▶ [Exercise brief] The expected result is every entry, retyped character for character.

▶ [Task inputs]
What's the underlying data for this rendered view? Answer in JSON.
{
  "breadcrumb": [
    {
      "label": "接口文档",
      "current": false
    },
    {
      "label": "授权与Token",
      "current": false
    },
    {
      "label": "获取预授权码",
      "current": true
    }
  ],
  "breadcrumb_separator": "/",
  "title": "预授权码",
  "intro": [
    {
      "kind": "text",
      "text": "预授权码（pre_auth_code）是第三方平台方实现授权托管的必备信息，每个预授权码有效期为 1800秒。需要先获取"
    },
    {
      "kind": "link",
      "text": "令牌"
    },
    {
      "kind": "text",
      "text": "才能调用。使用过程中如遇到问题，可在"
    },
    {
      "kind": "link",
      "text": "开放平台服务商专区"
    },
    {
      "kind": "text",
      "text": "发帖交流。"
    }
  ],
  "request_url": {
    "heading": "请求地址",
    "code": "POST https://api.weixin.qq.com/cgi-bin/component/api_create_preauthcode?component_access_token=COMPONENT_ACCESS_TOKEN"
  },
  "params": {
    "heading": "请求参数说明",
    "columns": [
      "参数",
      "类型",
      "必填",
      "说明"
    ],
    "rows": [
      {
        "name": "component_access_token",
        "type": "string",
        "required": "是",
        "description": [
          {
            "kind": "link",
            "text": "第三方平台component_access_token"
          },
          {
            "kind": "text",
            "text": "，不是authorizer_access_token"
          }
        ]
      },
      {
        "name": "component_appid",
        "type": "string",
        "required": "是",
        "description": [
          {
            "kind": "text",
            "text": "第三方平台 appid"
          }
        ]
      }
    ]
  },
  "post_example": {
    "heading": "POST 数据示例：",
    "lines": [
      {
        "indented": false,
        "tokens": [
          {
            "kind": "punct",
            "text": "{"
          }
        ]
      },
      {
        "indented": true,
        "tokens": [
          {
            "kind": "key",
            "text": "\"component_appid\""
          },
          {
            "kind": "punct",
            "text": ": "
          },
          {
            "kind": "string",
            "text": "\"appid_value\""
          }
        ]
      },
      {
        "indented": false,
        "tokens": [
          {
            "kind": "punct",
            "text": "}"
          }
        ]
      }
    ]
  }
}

▶ [Answer to this task]
What's the underlying data for this rendered view? Answer in JSON.
{
  "breadcrumb": [
    {
      "label": "接口文档",
      "current": false
    },
    {
      "label": "授权与Token",
      "current": false
    },
    {
      "label": "获取预授权码",
      "current": true
    }
  ],
  "breadcrumb_separator": "/",
  "title": "预授权码",
  "intro": [
    {
      "kind": "text",
      "text": "预授权码（pre_auth_code）是第三方平台方实现授权托管的必备信息，每个预授权码有效期为 1800秒。需要先获取"
    },
    {
      "kind": "link",
      "text": "令牌"
    },
    {
      "kind": "text",
      "text": "才能调用。使用过程中如遇到问题，可在"
    },
    {
      "kind": "link",
      "text": "开放平台服务商专区"
    },
    {
      "kind": "text",
      "text": "发帖交流。"
    }
  ],
  "request_url": {
    "heading": "请求地址",
    "code": "POST https://api.weixin.qq.com/cgi-bin/component/api_create_preauthcode?component_access_token=COMPONENT_ACCESS_TOKEN"
  },
  "params": {
    "heading": "请求参数说明",
    "columns": [
      "参数",
      "类型",
      "必填",
      "说明"
    ],
    "rows": [
      {
        "name": "component_access_token",
        "type": "string",
        "required": "是",
        "description": [
          {
            "kind": "link",
            "text": "第三方平台component_access_token"
          },
          {
            "kind": "text",
            "text": "，不是authorizer_access_token"
          }
        ]
      },
      {
        "name": "component_appid",
        "type": "string",
        "required": "是",
        "description": [
          {
            "kind": "text",
            "text": "第三方平台 appid"
          }
        ]
      }
    ]
  },
  "post_example": {
    "heading": "POST 数据示例：",
    "lines": [
      {
        "indented": false,
        "tokens": [
          {
            "kind": "punct",
            "text": "{"
          }
        ]
      },
      {
        "indented": true,
        "tokens": [
          {
            "kind": "key",
            "text": "\"component_appid\""
          },
          {
            "kind": "punct",
            "text": ": "
          },
          {
            "kind": "string",
            "text": "\"appid_value\""
          }
        ]
      },
      {
        "indented": false,
        "tokens": [
          {
            "kind": "punct",
            "text": "}"
          }
        ]
      }
    ]
  }
}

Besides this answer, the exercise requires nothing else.